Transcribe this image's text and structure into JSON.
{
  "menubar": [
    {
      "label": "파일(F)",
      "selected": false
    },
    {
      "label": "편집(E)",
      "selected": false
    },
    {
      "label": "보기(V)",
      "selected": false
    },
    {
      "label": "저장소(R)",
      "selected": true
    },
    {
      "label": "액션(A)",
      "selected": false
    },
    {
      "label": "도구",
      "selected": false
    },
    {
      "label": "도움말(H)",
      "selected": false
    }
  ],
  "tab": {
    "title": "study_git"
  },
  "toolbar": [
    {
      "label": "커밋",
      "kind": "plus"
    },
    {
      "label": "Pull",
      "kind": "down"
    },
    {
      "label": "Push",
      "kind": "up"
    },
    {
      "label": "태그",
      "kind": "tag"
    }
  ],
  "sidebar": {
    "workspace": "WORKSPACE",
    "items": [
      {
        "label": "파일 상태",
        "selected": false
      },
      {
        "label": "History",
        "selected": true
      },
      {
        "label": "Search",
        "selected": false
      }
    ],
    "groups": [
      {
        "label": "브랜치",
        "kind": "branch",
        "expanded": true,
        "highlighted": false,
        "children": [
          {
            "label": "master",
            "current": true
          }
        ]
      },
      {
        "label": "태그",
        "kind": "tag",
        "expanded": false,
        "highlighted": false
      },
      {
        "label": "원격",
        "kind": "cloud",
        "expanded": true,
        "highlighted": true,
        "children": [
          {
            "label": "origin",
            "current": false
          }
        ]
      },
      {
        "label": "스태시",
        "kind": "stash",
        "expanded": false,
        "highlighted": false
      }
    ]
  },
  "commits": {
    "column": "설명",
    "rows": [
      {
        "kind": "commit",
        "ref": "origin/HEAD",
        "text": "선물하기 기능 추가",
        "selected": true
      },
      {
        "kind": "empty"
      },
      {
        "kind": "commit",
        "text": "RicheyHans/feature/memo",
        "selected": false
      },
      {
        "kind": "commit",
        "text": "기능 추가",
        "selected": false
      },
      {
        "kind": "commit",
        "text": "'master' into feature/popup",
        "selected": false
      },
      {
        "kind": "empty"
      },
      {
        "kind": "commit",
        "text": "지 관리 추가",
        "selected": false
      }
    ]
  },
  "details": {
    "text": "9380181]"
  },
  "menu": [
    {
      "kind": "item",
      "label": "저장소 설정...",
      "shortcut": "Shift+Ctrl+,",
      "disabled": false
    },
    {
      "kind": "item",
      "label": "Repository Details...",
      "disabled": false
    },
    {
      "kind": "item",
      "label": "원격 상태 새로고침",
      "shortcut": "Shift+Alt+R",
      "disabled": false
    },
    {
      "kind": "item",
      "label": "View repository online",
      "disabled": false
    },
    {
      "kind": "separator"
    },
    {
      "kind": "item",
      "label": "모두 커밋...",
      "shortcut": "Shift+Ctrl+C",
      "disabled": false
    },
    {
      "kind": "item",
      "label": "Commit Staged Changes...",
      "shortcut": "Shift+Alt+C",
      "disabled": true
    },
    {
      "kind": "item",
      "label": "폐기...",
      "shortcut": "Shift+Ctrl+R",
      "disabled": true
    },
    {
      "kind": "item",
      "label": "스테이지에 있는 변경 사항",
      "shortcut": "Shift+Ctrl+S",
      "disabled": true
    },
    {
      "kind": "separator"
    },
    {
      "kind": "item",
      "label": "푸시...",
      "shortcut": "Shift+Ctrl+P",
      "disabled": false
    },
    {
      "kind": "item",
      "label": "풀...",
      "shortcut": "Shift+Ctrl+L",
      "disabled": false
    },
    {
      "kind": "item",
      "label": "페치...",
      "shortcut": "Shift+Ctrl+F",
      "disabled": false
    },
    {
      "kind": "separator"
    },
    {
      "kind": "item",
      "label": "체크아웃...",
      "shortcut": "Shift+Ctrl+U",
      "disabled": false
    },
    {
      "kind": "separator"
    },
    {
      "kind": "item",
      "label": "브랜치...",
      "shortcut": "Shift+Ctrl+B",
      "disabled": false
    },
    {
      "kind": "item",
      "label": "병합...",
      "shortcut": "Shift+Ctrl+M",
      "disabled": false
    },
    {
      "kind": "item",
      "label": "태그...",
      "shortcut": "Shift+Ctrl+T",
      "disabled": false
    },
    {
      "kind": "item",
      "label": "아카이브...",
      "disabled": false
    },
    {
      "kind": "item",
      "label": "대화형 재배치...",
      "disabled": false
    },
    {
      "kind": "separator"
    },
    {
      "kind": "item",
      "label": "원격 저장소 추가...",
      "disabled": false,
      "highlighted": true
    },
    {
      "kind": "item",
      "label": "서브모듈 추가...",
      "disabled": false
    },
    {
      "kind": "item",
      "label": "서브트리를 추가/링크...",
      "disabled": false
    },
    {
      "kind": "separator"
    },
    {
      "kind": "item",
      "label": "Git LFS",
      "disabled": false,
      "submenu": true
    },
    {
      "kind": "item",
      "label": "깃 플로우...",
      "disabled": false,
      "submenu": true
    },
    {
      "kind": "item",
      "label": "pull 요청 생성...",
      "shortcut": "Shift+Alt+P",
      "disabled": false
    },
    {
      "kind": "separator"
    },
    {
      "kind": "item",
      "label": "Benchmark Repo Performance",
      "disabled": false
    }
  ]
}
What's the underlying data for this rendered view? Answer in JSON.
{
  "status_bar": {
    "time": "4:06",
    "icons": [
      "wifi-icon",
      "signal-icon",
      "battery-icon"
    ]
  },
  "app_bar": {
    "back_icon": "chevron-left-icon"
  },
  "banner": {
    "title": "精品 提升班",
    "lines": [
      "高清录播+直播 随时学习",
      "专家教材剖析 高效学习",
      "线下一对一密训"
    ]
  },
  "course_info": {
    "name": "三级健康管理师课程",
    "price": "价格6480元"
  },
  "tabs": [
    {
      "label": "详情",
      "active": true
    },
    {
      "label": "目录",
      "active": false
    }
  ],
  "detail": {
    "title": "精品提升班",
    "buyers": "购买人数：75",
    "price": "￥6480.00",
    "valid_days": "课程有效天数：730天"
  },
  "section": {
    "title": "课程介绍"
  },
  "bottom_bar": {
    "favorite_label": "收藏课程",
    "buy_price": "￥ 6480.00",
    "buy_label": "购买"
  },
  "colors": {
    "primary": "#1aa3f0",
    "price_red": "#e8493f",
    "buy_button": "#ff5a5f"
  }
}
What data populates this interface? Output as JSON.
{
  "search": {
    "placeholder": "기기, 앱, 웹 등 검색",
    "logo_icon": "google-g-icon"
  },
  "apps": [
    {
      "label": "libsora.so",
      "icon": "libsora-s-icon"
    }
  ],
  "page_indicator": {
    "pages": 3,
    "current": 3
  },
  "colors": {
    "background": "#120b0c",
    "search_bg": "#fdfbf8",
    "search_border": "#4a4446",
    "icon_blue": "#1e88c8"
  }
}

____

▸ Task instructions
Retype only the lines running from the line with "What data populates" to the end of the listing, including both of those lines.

▸ Expected output
What data populates this interface? Output as JSON.
{
  "search": {
    "placeholder": "기기, 앱, 웹 등 검색",
    "logo_icon": "google-g-icon"
  },
  "apps": [
    {
      "label": "libsora.so",
      "icon": "libsora-s-icon"
    }
  ],
  "page_indicator": {
    "pages": 3,
    "current": 3
  },
  "colors": {
    "background": "#120b0c",
    "search_bg": "#fdfbf8",
    "search_border": "#4a4446",
    "icon_blue": "#1e88c8"
  }
}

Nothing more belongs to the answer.